** DATA FOR ANALYSIS follows **
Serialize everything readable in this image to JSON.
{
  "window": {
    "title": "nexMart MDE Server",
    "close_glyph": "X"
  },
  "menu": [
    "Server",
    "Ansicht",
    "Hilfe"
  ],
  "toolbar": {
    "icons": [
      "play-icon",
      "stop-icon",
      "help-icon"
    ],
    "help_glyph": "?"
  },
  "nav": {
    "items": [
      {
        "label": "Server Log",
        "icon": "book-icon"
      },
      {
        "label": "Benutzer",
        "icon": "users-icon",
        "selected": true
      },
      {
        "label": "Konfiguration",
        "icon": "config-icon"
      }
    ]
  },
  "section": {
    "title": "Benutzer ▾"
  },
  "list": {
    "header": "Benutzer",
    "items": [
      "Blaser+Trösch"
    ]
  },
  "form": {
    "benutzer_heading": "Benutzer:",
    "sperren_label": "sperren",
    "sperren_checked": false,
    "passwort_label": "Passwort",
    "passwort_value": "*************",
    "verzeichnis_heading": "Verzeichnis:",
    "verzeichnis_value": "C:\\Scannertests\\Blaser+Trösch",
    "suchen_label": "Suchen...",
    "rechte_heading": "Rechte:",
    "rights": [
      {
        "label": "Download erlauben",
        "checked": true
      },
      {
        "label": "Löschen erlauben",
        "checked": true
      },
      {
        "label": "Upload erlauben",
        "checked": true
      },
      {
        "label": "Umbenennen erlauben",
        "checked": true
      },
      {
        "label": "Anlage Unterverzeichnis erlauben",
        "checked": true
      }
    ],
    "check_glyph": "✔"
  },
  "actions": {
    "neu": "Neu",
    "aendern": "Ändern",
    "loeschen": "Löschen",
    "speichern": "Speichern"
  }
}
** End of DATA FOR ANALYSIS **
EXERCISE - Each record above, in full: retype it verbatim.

RESULT BELOW -
Serialize everything readable in this image to JSON.
{
  "window": {
    "title": "nexMart MDE Server",
    "close_glyph": "X"
  },
  "menu": [
    "Server",
    "Ansicht",
    "Hilfe"
  ],
  "toolbar": {
    "icons": [
      "play-icon",
      "stop-icon",
      "help-icon"
    ],
    "help_glyph": "?"
  },
  "nav": {
    "items": [
      {
        "label": "Server Log",
        "icon": "book-icon"
      },
      {
        "label": "Benutzer",
        "icon": "users-icon",
        "selected": true
      },
      {
        "label": "Konfiguration",
        "icon": "config-icon"
      }
    ]
  },
  "section": {
    "title": "Benutzer ▾"
  },
  "list": {
    "header": "Benutzer",
    "items": [
      "Blaser+Trösch"
    ]
  },
  "form": {
    "benutzer_heading": "Benutzer:",
    "sperren_label": "sperren",
    "sperren_checked": false,
    "passwort_label": "Passwort",
    "passwort_value": "*************",
    "verzeichnis_heading": "Verzeichnis:",
    "verzeichnis_value": "C:\\Scannertests\\Blaser+Trösch",
    "suchen_label": "Suchen...",
    "rechte_heading": "Rechte:",
    "rights": [
      {
        "label": "Download erlauben",
        "checked": true
      },
      {
        "label": "Löschen erlauben",
        "checked": true
      },
      {
        "label": "Upload erlauben",
        "checked": true
      },
      {
        "label": "Umbenennen erlauben",
        "checked": true
      },
      {
        "label": "Anlage Unterverzeichnis erlauben",
        "checked": true
      }
    ],
    "check_glyph": "✔"
  },
  "actions": {
    "neu": "Neu",
    "aendern": "Ändern",
    "loeschen": "Löschen",
    "speichern": "Speichern"
  }
}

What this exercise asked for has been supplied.